Virginia senator Tim Kaine, a Democrat, told CNN's Soledad O'Brien Thursday morning that a fellow senator's recently announced effort to "nullify" Barack Obama's executive actions on gun control is a "code word."
"It’s a states right argument that gets used in times of great controversy," Kaine said. "The president is acting by executive power that is legally conferred on him. And as you pointed out, you went over these executive orders. They’re basic, common sense things mostly geared around information."
O'Brien tried again to clarify. "Right, but when you say nullify is a 'code word,' usually there's some end game to the code," she said. "So what's being said?"
"We’ll see what it is," Kaine said. "But the notion that we’re going to nullify a presidential action when the President is acting pursuant to law, you know, that’s just kind of this anti-government rhetoric that I’m surprised to hear somebody in government using." Watch the video below:
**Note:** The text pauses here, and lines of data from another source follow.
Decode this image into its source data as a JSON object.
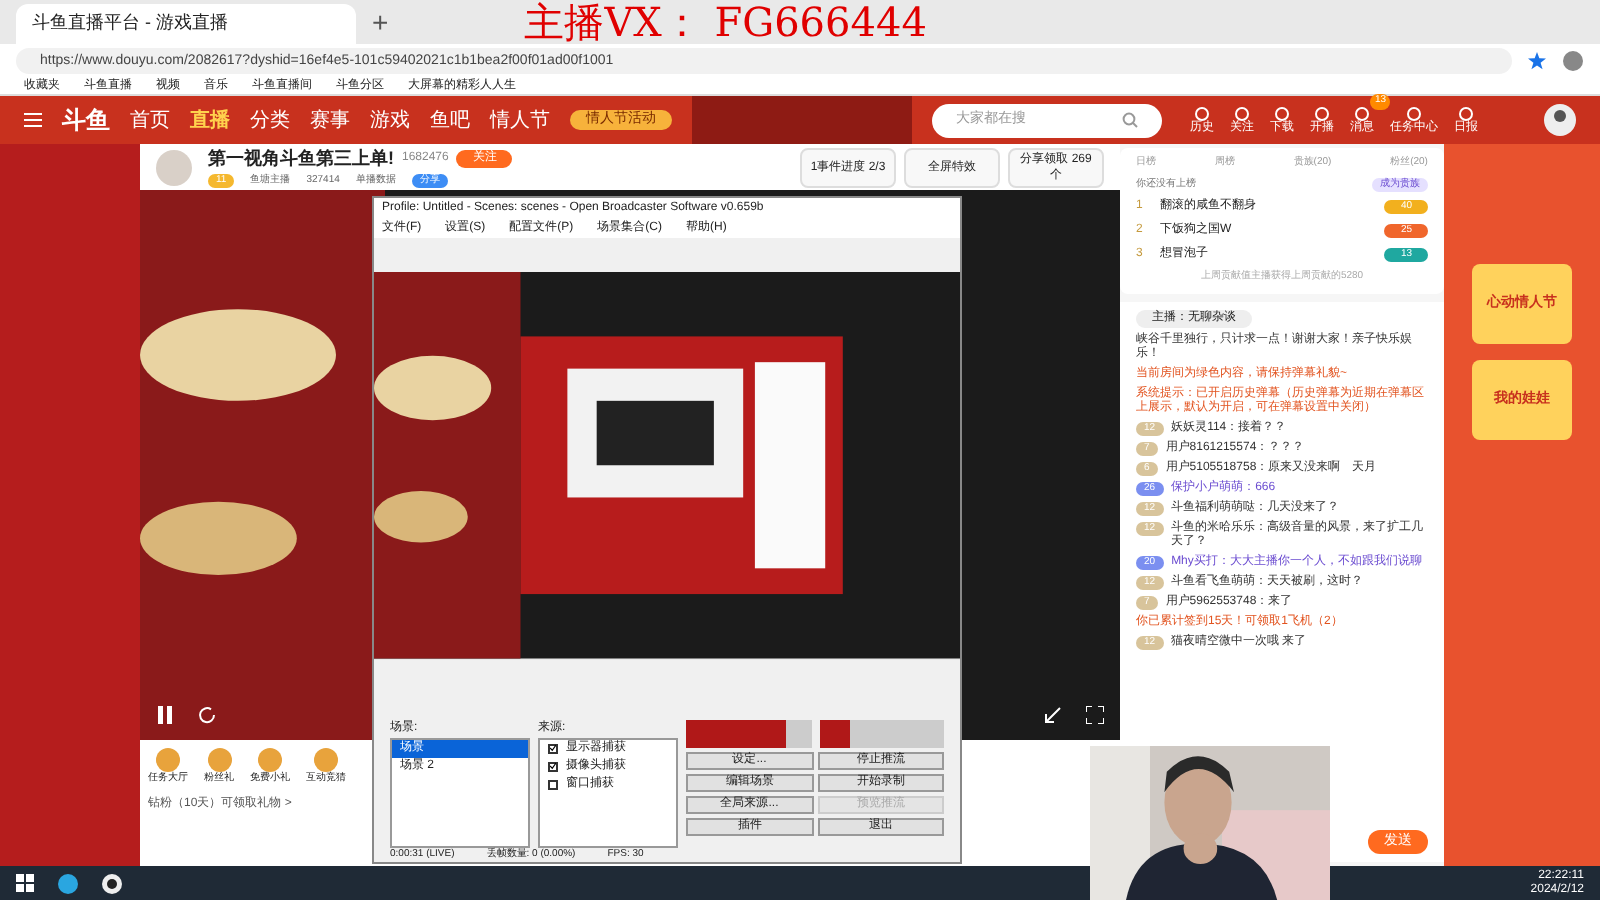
{
  "browser": {
    "tab_title": "斗鱼直播平台 - 游戏直播",
    "new_tab": "+",
    "overlay_text": "主播VX： FG666444",
    "url": "https://www.douyu.com/2082617?dyshid=16ef4e5-101c59402021c1b1bea2f00f01ad00f1001",
    "bookmarks": [
      "收藏夹",
      "斗鱼直播",
      "视频",
      "音乐",
      "斗鱼直播间",
      "斗鱼分区",
      "大屏幕的精彩人人生"
    ]
  },
  "site_header": {
    "logo": "斗鱼",
    "nav": [
      {
        "label": "首页",
        "selected": false
      },
      {
        "label": "直播",
        "selected": true
      },
      {
        "label": "分类",
        "selected": false
      },
      {
        "label": "赛事",
        "selected": false
      },
      {
        "label": "游戏",
        "selected": false
      },
      {
        "label": "鱼吧",
        "selected": false
      },
      {
        "label": "情人节",
        "selected": false
      }
    ],
    "promo": "情人节活动",
    "search": {
      "placeholder": "大家都在搜"
    },
    "actions": [
      "历史",
      "关注",
      "下载",
      "开播",
      "消息",
      "任务中心",
      "日报"
    ],
    "message_badge": "13"
  },
  "room": {
    "title": "第一视角斗鱼第三上单!",
    "room_id": "1682476",
    "follow": "关注",
    "level": "11",
    "stats": [
      "鱼塘主播",
      "327414",
      "单播数据"
    ],
    "tag": "分享",
    "cards": [
      "1事件进度 2/3",
      "全屏特效",
      "分享领取 269个"
    ]
  },
  "gifts": [
    {
      "label": "任务大厅"
    },
    {
      "label": "粉丝礼"
    },
    {
      "label": "免费小礼"
    },
    {
      "label": "互动竞猜"
    }
  ],
  "gift_footer": "钻粉（10天）可领取礼物 >",
  "rank": {
    "columns": [
      "日榜",
      "周榜",
      "贵族(20)",
      "粉丝(20)"
    ],
    "note": "你还没有上榜",
    "join": "成为贵族",
    "items": [
      {
        "rank": "1",
        "name": "翻滚的咸鱼不翻身",
        "level": "40",
        "color": "#f2b01e"
      },
      {
        "rank": "2",
        "name": "下饭狗之国W",
        "level": "25",
        "color": "#f0662c"
      },
      {
        "rank": "3",
        "name": "想冒泡子",
        "level": "13",
        "color": "#1fa8a0"
      }
    ],
    "footer": "上周贡献值主播获得上周贡献的5280"
  },
  "chat": {
    "host": "主播：无聊杂谈",
    "messages": [
      {
        "kind": "plain",
        "text": "峡谷千里独行，只计求一点！谢谢大家！亲子快乐娱乐！"
      },
      {
        "kind": "notice",
        "text": "当前房间为绿色内容，请保持弹幕礼貌~"
      },
      {
        "kind": "notice",
        "text": "系统提示：已开启历史弹幕（历史弹幕为近期在弹幕区上展示，默认为开启，可在弹幕设置中关闭）"
      },
      {
        "kind": "user",
        "badge": "12",
        "text": "妖妖灵114：接着？？"
      },
      {
        "kind": "user",
        "badge": "7",
        "text": "用户8161215574：？？？"
      },
      {
        "kind": "user",
        "badge": "6",
        "text": "用户5105518758：原来又没来啊　天月"
      },
      {
        "kind": "fan",
        "badge": "26",
        "text": "保护小户萌萌：666"
      },
      {
        "kind": "user",
        "badge": "12",
        "text": "斗鱼福利萌萌哒：几天没来了？"
      },
      {
        "kind": "user",
        "badge": "12",
        "text": "斗鱼的米哈乐乐：高级音量的风景，来了扩工几天了？"
      },
      {
        "kind": "fan",
        "badge": "20",
        "text": "Mhy买打：大大主播你一个人，不如跟我们说聊"
      },
      {
        "kind": "user",
        "badge": "12",
        "text": "斗鱼看飞鱼萌萌：天天被刷，这时？"
      },
      {
        "kind": "user",
        "badge": "7",
        "text": "用户5962553748：来了"
      },
      {
        "kind": "notice",
        "text": "你已累计签到15天！可领取1飞机（2）"
      },
      {
        "kind": "user",
        "badge": "12",
        "text": "猫夜晴空微中一次哦 来了"
      }
    ],
    "send": "发送"
  },
  "side_ads": [
    "心动情人节",
    "我的娃娃"
  ],
  "obs": {
    "title": "Profile: Untitled - Scenes: scenes - Open Broadcaster Software v0.659b",
    "menu": [
      "文件(F)",
      "设置(S)",
      "配置文件(P)",
      "场景集合(C)",
      "帮助(H)"
    ],
    "scenes_label": "场景:",
    "scenes": [
      {
        "label": "场景",
        "selected": true
      },
      {
        "label": "场景 2",
        "selected": false
      }
    ],
    "sources_label": "来源:",
    "sources": [
      {
        "label": "显示器捕获",
        "checked": true
      },
      {
        "label": "摄像头捕获",
        "checked": true
      },
      {
        "label": "窗口捕获",
        "checked": false
      }
    ],
    "mic_meter": {
      "level": 0.8
    },
    "speaker_meter": {
      "level": 0.25
    },
    "buttons": [
      {
        "label": "设定...",
        "disabled": false
      },
      {
        "label": "停止推流",
        "disabled": false
      },
      {
        "label": "编辑场景",
        "disabled": false
      },
      {
        "label": "开始录制",
        "disabled": false
      },
      {
        "label": "全局来源...",
        "disabled": false
      },
      {
        "label": "预览推流",
        "disabled": true
      },
      {
        "label": "插件",
        "disabled": false
      },
      {
        "label": "退出",
        "disabled": false
      }
    ],
    "status": [
      "0:00:31 (LIVE)",
      "丢帧数量: 0 (0.00%)",
      "FPS: 30"
    ]
  },
  "taskbar": {
    "time": "22:22:11",
    "date": "2024/2/12"
  }
}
Paul, the first-term Kentucky senator who may have presidential ambitions, told Fox News host Sean Hannity Wednesday night that he would look into nullifying "anything the president does that smacks of legislation."
After explaining his belief that President Obama may have overreached executive authority, Paul argued that Obama would not be able to pass meaningful gun control legislation through Congress. “I think there are a few Democrats that will worry about going home to West Virginia or other states like that and voting for a ban on guns,” he said. “So, I think there is a good chance we can stop his legislative action. I’m concerned he will try to do the regulatory fiat, what he can’t pass through legislation."
Democrat Tim Kaine is the winner of the hotly contested Senate race in Virginia, CBS News projects. Kaine, a former governor, faced another former governor and former senator, Republican George Allen. Allen lost this Senate seat in 2006 to Democrat Jim Webb, who chose not to run for reelection.
Crossroads GPS has two new ads running in Virginia focused on Democratic Senate candidate Tim Kaine's liberal record. In one ad, the conservative super PAC knocks Kaine for supporting the budget sequestration plan, increasing government spending, and "higher taxes on middle class families"--tying all of these positions to Barack Obama, too. Watch the ad below:
Fairfax, Va. Democratic Senate candidate Tim Kaine of Virginia is touting his tax plan as a "compromise" between both sides of the aisle. Rather than extend the current tax rates for everyone, which Republicans support, or let some of those cuts expire and raise taxes on those making over $250,000 a year, which Democrats support, Kaine proposes letting the tax cuts expire on income over $500,000.
"There's no theology or magic to that number," Kaine told a crowd of 40 at an event in Northern Virginia Wednesday morning. "But it's a number that is a compromise."
Richmond, Va. Speaking to reporters following his second televised debate against Republican George Allen Monday night, Democratic Senate candidate Tim Kaine of Virginia was asked if he would vote for Harry Reid, currently the majority leader, for the Democrats' top position in the U.S. Senate. Kaine refused to answer the question.
As Tim Kaine opens up a small lead in the race for the open Senate seat in Virginia, both the former Democratic governor and his Republican opponent, former governor and senator George Allen, face off in their second debate Monday night in Richmond. Both candidates' latest TV advertisements may hint at the different strategies going into the debate and the final weeks of the campaign in what still remains a toss-up race in an important swing state.
Republican Senate candidate George Allen has a new TV ad telling Virginia voters that the cuts coming to the Defense Department as a result of the budget sequestration will be "devastating" to the Old Dominion and its economy. Watch the ad below:
A new poll from We Ask America shows Mitt Romney leading Barack Obama in Virginia, a key swing state Obama won in 2008. Of the 1,106 likely voters in Virginia polled, 48 percent support Romney, with just over 43 percent supporting Obama and nearly 9 percent remaining undecided.
Richmond, Virginia On Tuesday, George Allen, the former governor of Virginia, won the Republican nomination to run for the U.S. Senate seat he once held. Allen won 65 percent of the vote, running far ahead of his closest challenger, Tea Party activist Jamie Radtke. Calling himself the "common sense conservative nominee of the Republican party," Allen spoke to a small crowd of supporters at the Westin hotel in Richmond's West End.
Ashburn, Va. Governor Bob McDonnell heaped praise Monday on George Allen as the two campaigned together the day before Tuesday’s GOP primary. “This is a man who was, I believe, the greatest reform governor of the modern era in Virginia,” said McDonnell alongside Allen to a crowd of Republicans gathered at Prototype Productions Incorporated, a small business just north of Dulles International Airport, touting the latter’s own record as governor on jobs and innovation.